Unfortunately for her, even if the “Beautiful Women Aren’t Funny” cliché isn’t true, the “Hollywood Doesn’t Know What To Do With Funny Women” one is. Filmmakers like Mel Brooks, Peter Bogdanovich and Gene Wilder understood how to exploit her tremendous gifts for their benefit, but too many others threw her into the “wacky dame” corner and left her there to flounder in a sea of bad material.
As the 70s turned into the 80s, good roles dried up (with her career reaching its nadir with Slapstick (Of Another Kind), a film based on a Kurt Vonnegut novel that will go down in history as the most singularly inept literary adaptation ever made) and her career floundered at the moment when she should have experienced her biggest success (although the vocal fans of the cult classic Clue will argue there was at least one major highlight during this otherwise fallow period).
Despite the fact that she was currently appearing on Cosby (Bill Cosby’s high-profile return to television after the iconic The Cosby Show) at the time of her death, the news of her passing was remarkably subdued. The articles that followed were short and perfunctory, with many of them written as if the reporters felt obligated to remind readers who she was. Madeline deserved better than that. For at least a decade, she was the funniest woman on any movie screen. So funny, she made you forget that she was also a gorgeous sight to behold.

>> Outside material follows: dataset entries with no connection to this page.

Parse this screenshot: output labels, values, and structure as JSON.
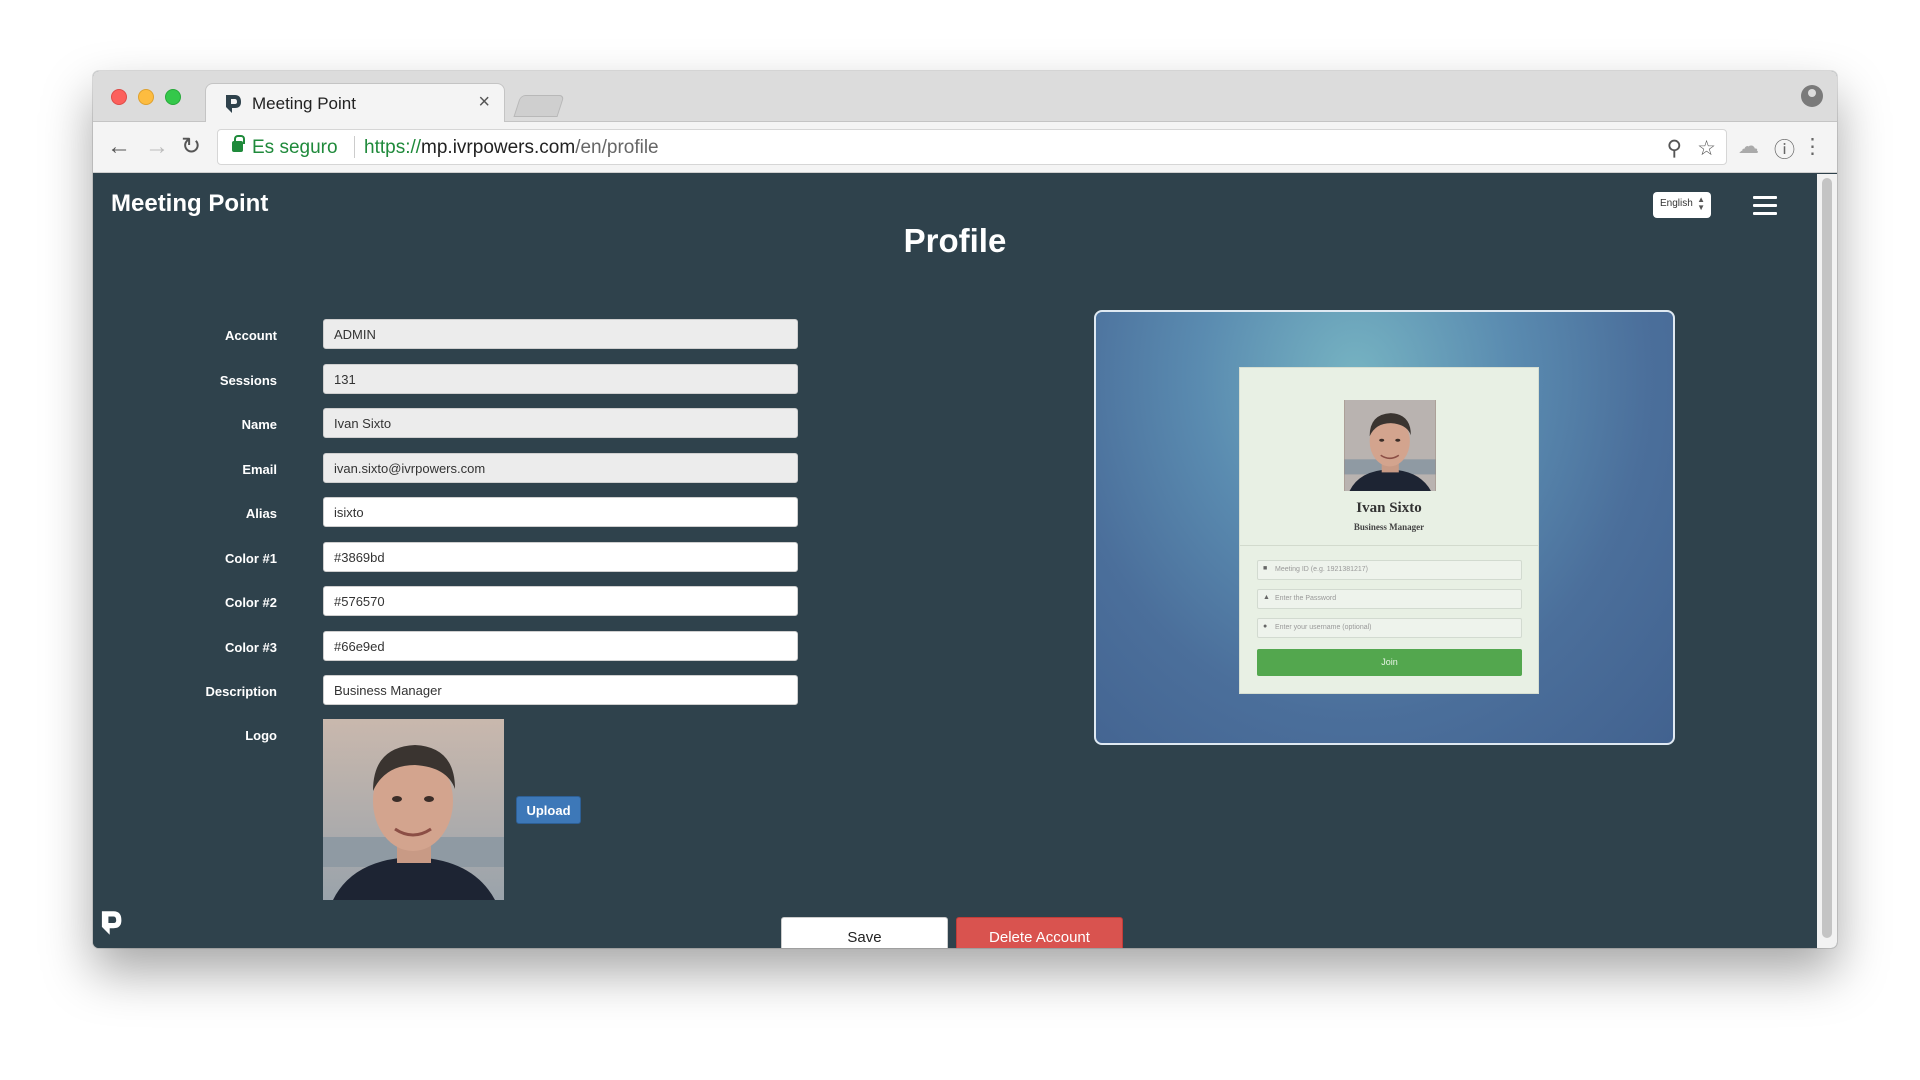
{
  "browser": {
    "tab_title": "Meeting Point",
    "tab_close": "×",
    "secure_label": "Es seguro",
    "url_scheme": "https://",
    "url_host": "mp.ivrpowers.com",
    "url_path": "/en/profile",
    "icons": {
      "back": "←",
      "forward": "→",
      "reload": "↻",
      "zoom": "⚲",
      "star": "☆",
      "cloud": "☁",
      "info": "ⓘ",
      "menu": "⋮"
    }
  },
  "header": {
    "brand": "Meeting Point",
    "language": "English",
    "language_arrows": "▲▼"
  },
  "page_title": "Profile",
  "form": {
    "account": {
      "label": "Account",
      "value": "ADMIN"
    },
    "sessions": {
      "label": "Sessions",
      "value": "131"
    },
    "name": {
      "label": "Name",
      "value": "Ivan Sixto"
    },
    "email": {
      "label": "Email",
      "value": "ivan.sixto@ivrpowers.com"
    },
    "alias": {
      "label": "Alias",
      "value": "isixto"
    },
    "color1": {
      "label": "Color #1",
      "value": "#3869bd"
    },
    "color2": {
      "label": "Color #2",
      "value": "#576570"
    },
    "color3": {
      "label": "Color #3",
      "value": "#66e9ed"
    },
    "description": {
      "label": "Description",
      "value": "Business Manager"
    },
    "logo": {
      "label": "Logo"
    },
    "upload_label": "Upload"
  },
  "actions": {
    "save": "Save",
    "delete": "Delete Account"
  },
  "preview": {
    "name": "Ivan Sixto",
    "role": "Business Manager",
    "meeting_id_placeholder": "Meeting ID (e.g. 1921381217)",
    "password_placeholder": "Enter the Password",
    "username_placeholder": "Enter your username (optional)",
    "join": "Join",
    "icons": {
      "video": "■",
      "lock": "▲",
      "user": "●"
    }
  },
  "colors": {
    "page_background": "#2f424c",
    "primary": "#3d78b8",
    "danger": "#d9534f",
    "join_green": "#53a74e",
    "secure_green": "#1f8a3b"
  }
}
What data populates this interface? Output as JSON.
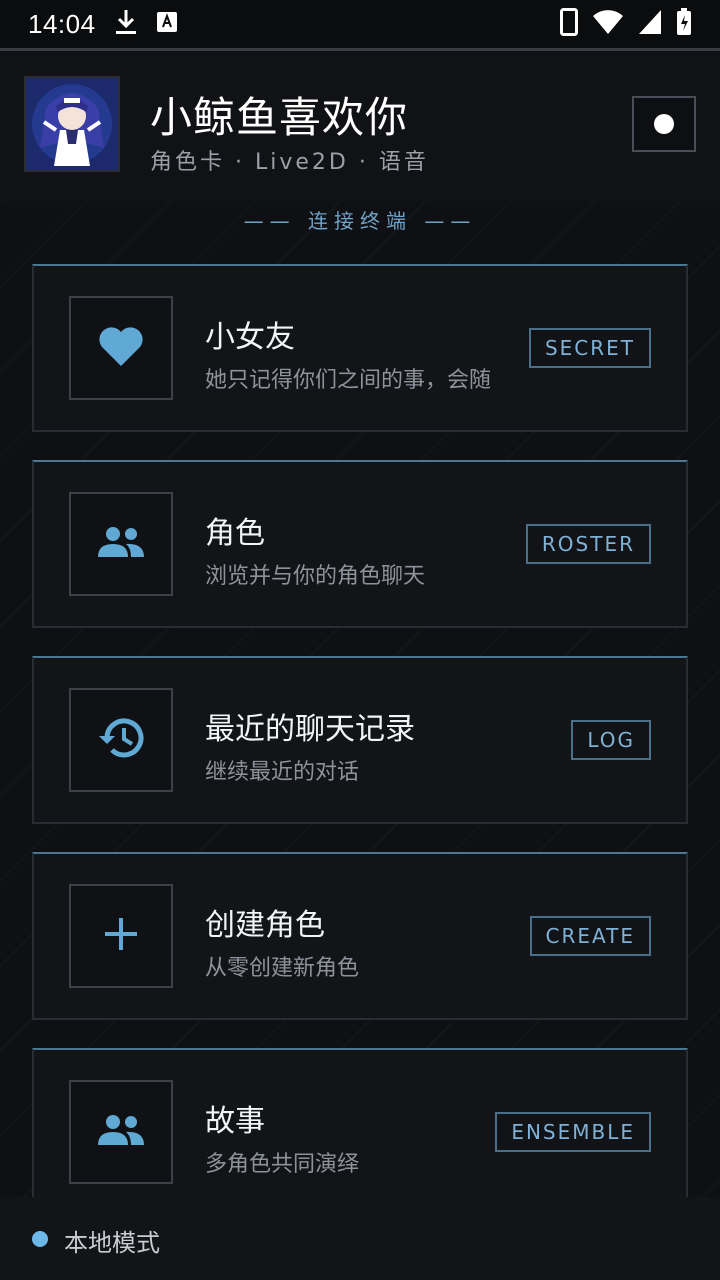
{
  "status_bar": {
    "time": "14:04",
    "icons": [
      "download-icon",
      "text-notification-icon",
      "phone-icon",
      "wifi-icon",
      "signal-icon",
      "battery-charging-icon"
    ]
  },
  "header": {
    "title": "小鲸鱼喜欢你",
    "subtitle": "角色卡 · Live2D · 语音",
    "button_icon": "circle-dot-icon"
  },
  "main": {
    "section_label": "—— 连接终端 ——",
    "cards": [
      {
        "title": "小女友",
        "description": "她只记得你们之间的事，会随",
        "tag": "SECRET",
        "icon": "heart-icon"
      },
      {
        "title": "角色",
        "description": "浏览并与你的角色聊天",
        "tag": "ROSTER",
        "icon": "people-icon"
      },
      {
        "title": "最近的聊天记录",
        "description": "继续最近的对话",
        "tag": "LOG",
        "icon": "history-icon"
      },
      {
        "title": "创建角色",
        "description": "从零创建新角色",
        "tag": "CREATE",
        "icon": "plus-icon"
      },
      {
        "title": "故事",
        "description": "多角色共同演绎",
        "tag": "ENSEMBLE",
        "icon": "people-icon"
      }
    ]
  },
  "footer": {
    "mode_label": "本地模式"
  },
  "colors": {
    "accent": "#6fa3c8",
    "icon": "#5fa9d4",
    "background": "#0f1013"
  }
}
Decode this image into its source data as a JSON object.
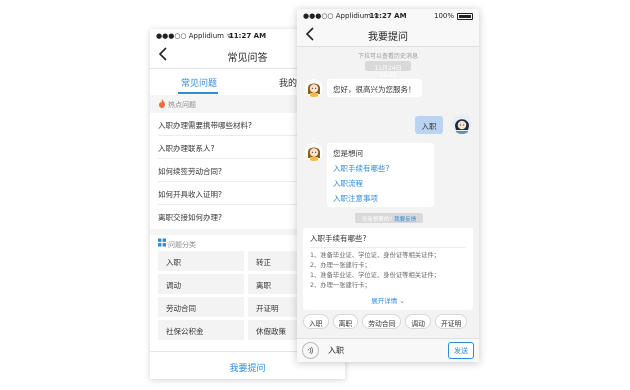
{
  "left_phone": {
    "status": {
      "carrier": "●●●○○ Applidium ᯤ",
      "time": "11:27 AM"
    },
    "navbar": {
      "back_icon": "chevron-left-icon",
      "title": "常见问答"
    },
    "tabs": [
      {
        "label": "常见问题",
        "active": true
      },
      {
        "label": "我的提问",
        "active": false
      }
    ],
    "hot_section": {
      "icon": "flame-icon",
      "label": "热点问题"
    },
    "faq_items": [
      "入职办理需要携带哪些材料?",
      "入职办理联系人?",
      "如何续签劳动合同?",
      "如何开具收入证明?",
      "离职交接如何办理?"
    ],
    "category_section": {
      "icon": "grid-icon",
      "label": "问题分类"
    },
    "categories": [
      "入职",
      "转正",
      "调动",
      "离职",
      "劳动合同",
      "开证明",
      "社保公积金",
      "休假政策"
    ],
    "ask_button": "我要提问",
    "accent": "#2f8ad8"
  },
  "right_phone": {
    "status": {
      "carrier": "●●●○○ Applidium ᯤ",
      "time": "11:27 AM",
      "battery": "100%"
    },
    "navbar": {
      "back_icon": "chevron-left-icon",
      "title": "我要提问"
    },
    "pull_hint": "下拉可以查看历史消息",
    "timestamp": "11月24日 14:46",
    "bot_greeting": "您好，很高兴为您服务！",
    "user_message": "入职",
    "bot_choice": {
      "question": "您是想问",
      "options": [
        "入职手续有哪些?",
        "入职流程",
        "入职注意事项"
      ]
    },
    "rate_note": {
      "text": "没有想要的?",
      "link": "我要反馈"
    },
    "answer_card": {
      "title": "入职手续有哪些?",
      "lines": [
        "1、准备毕业证、学位证、身份证等相关证件；",
        "2、办理一张建行卡；",
        "1、准备毕业证、学位证、身份证等相关证件；",
        "2、办理一张建行卡；"
      ],
      "expand_label": "展开详情 ⌄"
    },
    "quick_tags": [
      "入职",
      "离职",
      "劳动合同",
      "调动",
      "开证明"
    ],
    "input": {
      "voice_icon": "voice-icon",
      "value": "入职",
      "send_label": "发送"
    },
    "bubble_color": "#b9d4f2"
  }
}
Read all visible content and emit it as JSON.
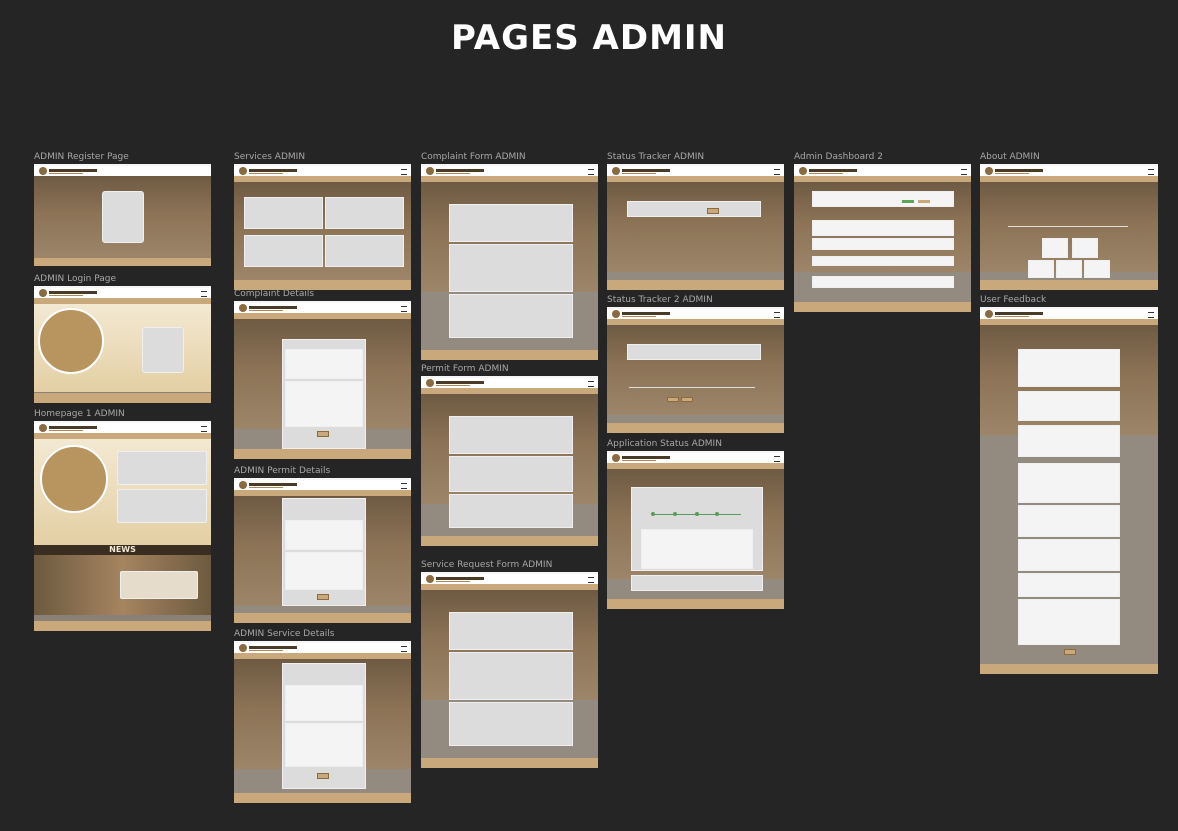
{
  "page_title": "PAGES ADMIN",
  "frames": [
    {
      "label": "ADMIN Register Page"
    },
    {
      "label": "ADMIN Login Page"
    },
    {
      "label": "Homepage 1 ADMIN"
    },
    {
      "label": "Services ADMIN"
    },
    {
      "label": "Complaint Details"
    },
    {
      "label": "ADMIN Permit Details"
    },
    {
      "label": "ADMIN Service Details"
    },
    {
      "label": "Complaint Form ADMIN"
    },
    {
      "label": "Permit Form ADMIN"
    },
    {
      "label": "Service Request Form ADMIN"
    },
    {
      "label": "Status Tracker ADMIN"
    },
    {
      "label": "Status Tracker 2 ADMIN"
    },
    {
      "label": "Application Status ADMIN"
    },
    {
      "label": "Admin Dashboard 2"
    },
    {
      "label": "About ADMIN"
    },
    {
      "label": "User Feedback"
    }
  ],
  "homepage": {
    "news_label": "NEWS"
  },
  "colors": {
    "background": "#252525",
    "accent": "#c9a87b",
    "label": "#a7a7a7"
  }
}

The truth is that there is no connection between physical attractiveness and comic ability. The universe has no interest in that kind of karmic justice. Beautiful people can be funny, ugly people can be boring and dull. Life isn’t fair. If it were, Madeline Kahn would have had the career her talents deserved. She didn’t.
Picture Credit: Rex Features